**TASK DETAILS**
If a line in the records below contains "OTOCZENIA", copy that line.

(Data records for software interfaces)
=== Section Start ===

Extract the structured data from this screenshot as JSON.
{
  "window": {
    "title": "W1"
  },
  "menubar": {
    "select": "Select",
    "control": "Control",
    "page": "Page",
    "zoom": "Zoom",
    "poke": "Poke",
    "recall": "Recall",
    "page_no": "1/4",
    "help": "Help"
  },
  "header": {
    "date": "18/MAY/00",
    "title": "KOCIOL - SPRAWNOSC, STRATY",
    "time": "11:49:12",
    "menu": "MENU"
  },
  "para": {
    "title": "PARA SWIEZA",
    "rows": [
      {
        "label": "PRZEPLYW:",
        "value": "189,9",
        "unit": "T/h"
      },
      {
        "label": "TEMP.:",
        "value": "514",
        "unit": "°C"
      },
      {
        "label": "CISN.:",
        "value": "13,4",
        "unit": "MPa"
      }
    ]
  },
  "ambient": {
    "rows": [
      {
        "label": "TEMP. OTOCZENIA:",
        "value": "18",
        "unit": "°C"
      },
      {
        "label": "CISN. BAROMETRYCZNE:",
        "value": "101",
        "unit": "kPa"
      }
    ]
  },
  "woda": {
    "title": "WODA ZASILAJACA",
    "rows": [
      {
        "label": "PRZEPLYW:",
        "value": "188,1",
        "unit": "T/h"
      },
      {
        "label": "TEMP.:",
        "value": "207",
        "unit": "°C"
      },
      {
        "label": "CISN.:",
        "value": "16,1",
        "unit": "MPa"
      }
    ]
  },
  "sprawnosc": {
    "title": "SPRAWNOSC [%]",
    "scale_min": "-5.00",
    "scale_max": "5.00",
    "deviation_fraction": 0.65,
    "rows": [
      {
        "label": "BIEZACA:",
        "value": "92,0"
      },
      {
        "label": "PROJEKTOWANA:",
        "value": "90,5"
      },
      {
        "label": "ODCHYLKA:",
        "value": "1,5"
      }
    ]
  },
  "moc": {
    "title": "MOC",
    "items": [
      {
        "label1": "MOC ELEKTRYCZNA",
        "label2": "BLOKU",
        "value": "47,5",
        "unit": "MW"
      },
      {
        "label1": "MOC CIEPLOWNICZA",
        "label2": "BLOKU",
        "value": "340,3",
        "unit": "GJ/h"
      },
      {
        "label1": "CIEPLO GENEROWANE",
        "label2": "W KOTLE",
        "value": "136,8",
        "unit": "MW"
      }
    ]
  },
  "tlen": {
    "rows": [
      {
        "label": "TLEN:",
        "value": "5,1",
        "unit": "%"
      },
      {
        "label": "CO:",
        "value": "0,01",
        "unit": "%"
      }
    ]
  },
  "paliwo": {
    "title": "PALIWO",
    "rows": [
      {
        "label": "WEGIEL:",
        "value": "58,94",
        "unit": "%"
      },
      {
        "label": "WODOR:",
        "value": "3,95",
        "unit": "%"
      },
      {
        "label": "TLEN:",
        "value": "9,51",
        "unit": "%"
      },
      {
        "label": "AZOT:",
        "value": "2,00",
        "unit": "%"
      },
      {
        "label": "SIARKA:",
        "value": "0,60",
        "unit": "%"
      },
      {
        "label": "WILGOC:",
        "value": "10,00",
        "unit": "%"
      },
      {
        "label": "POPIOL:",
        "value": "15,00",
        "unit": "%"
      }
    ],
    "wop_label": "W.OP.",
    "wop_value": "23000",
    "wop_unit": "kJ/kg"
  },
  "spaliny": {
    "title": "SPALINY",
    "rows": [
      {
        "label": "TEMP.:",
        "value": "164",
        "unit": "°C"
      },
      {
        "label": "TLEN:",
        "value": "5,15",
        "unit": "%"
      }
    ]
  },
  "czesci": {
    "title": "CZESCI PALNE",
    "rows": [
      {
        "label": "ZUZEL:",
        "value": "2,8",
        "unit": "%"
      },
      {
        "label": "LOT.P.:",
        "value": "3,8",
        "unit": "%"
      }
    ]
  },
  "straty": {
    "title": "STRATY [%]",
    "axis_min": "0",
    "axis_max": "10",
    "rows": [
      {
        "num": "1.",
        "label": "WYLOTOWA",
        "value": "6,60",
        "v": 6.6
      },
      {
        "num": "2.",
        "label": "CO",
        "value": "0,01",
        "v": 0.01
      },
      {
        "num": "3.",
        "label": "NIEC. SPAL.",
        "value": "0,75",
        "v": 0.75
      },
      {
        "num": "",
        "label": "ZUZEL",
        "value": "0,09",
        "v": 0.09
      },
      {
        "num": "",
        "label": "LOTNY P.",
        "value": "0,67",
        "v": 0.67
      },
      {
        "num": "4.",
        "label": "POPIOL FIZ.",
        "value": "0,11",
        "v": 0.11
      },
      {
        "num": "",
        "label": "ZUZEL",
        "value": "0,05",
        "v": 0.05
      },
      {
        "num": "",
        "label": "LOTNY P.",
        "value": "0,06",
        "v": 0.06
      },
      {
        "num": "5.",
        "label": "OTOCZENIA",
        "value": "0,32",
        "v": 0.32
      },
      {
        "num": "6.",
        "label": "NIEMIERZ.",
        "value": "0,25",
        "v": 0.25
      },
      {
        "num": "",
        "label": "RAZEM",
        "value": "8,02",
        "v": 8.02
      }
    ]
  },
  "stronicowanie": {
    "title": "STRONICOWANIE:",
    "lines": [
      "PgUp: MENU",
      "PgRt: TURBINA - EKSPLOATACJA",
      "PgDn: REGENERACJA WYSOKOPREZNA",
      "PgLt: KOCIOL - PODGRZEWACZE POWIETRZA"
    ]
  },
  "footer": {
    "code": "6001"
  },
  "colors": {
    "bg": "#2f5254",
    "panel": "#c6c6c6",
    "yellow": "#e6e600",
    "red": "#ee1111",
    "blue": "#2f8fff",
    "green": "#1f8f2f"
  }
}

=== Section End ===

**YOUR RESPONSE**
        "label": "TEMP. OTOCZENIA:",
        "label": "OTOCZENIA",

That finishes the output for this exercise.